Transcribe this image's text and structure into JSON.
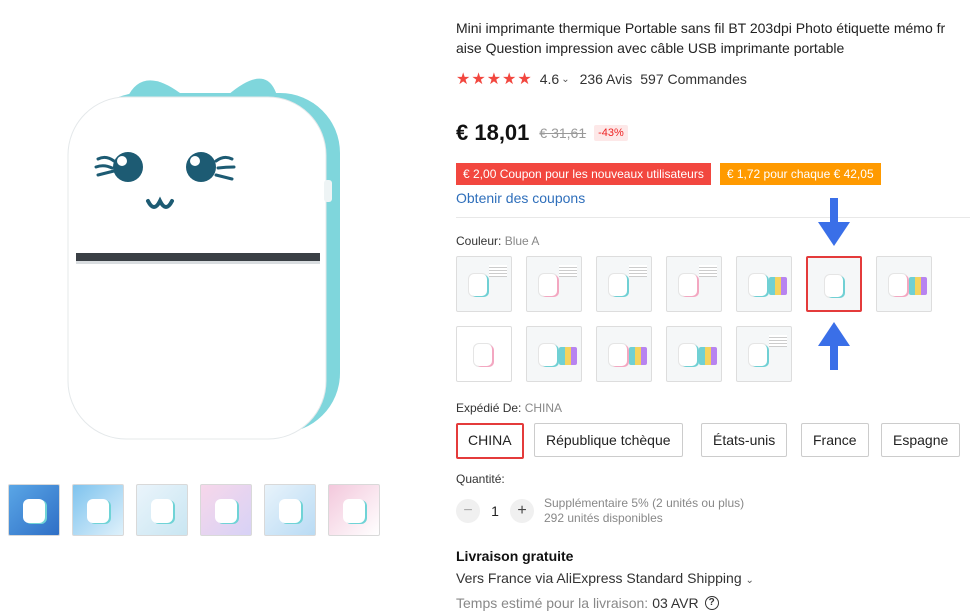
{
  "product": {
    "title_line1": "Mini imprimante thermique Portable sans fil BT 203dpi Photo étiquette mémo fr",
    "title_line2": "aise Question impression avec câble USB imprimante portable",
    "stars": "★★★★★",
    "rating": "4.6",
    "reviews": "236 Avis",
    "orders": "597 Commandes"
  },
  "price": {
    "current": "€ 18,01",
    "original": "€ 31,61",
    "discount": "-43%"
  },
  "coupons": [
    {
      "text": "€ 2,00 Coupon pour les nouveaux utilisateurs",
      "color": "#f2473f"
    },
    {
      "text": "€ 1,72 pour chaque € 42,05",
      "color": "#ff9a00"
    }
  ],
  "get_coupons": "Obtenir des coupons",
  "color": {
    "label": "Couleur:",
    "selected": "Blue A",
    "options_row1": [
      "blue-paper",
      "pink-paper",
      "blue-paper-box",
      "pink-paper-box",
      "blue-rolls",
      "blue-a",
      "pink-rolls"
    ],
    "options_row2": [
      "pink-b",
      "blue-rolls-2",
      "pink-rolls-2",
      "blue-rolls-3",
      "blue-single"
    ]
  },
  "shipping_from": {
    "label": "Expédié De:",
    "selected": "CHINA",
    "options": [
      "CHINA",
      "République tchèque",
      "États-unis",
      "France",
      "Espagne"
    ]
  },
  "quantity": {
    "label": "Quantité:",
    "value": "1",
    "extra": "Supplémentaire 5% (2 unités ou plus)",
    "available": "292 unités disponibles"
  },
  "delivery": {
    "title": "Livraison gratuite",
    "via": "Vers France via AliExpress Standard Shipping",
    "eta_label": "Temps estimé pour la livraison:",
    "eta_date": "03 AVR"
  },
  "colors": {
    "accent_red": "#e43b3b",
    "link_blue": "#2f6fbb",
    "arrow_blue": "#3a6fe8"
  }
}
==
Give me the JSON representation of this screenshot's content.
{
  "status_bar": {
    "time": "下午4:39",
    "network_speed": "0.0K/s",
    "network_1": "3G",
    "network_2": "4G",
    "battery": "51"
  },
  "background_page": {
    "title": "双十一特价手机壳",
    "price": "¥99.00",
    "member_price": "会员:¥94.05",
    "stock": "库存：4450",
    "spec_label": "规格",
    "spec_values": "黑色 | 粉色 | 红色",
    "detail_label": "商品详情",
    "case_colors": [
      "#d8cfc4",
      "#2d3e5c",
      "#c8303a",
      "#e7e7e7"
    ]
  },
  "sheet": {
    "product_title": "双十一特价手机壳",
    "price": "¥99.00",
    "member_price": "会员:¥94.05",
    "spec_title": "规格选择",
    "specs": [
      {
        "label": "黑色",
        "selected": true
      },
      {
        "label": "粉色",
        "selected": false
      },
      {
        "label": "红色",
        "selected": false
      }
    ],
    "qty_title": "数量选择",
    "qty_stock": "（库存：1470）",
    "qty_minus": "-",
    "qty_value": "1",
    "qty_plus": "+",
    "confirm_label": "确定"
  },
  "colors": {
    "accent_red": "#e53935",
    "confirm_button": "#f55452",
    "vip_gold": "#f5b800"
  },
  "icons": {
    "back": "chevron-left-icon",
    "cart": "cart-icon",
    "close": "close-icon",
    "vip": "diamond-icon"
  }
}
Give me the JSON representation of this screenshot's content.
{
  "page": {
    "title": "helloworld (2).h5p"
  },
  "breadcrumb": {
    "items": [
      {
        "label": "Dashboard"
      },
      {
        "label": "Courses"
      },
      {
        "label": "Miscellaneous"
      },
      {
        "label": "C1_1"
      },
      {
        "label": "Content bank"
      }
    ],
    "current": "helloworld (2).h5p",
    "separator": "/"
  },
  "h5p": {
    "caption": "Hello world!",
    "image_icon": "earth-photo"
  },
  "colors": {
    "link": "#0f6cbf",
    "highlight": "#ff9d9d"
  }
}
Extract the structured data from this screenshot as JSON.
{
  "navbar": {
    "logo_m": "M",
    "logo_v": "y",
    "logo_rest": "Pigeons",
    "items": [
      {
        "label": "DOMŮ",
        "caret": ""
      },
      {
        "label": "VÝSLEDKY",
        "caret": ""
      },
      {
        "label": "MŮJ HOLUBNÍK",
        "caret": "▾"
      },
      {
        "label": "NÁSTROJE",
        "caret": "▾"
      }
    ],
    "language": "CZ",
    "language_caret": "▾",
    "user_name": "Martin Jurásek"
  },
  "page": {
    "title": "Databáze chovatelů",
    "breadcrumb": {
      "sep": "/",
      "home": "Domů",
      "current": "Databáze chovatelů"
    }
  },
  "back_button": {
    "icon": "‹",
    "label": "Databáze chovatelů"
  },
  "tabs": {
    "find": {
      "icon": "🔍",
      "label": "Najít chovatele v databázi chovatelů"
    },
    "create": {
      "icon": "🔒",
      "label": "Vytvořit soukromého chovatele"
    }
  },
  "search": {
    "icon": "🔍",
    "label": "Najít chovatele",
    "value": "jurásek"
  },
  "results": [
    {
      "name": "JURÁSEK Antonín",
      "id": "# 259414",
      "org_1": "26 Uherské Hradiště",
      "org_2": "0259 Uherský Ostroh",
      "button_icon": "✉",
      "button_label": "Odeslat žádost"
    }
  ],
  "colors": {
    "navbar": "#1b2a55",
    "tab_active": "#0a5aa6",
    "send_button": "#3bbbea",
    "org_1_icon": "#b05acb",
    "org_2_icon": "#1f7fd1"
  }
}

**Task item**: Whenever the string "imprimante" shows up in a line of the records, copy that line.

**Answer to this task**:
    "title_line1": "Mini imprimante thermique Portable sans fil BT 203dpi Photo étiquette mémo fr",
    "title_line2": "aise Question impression avec câble USB imprimante portable",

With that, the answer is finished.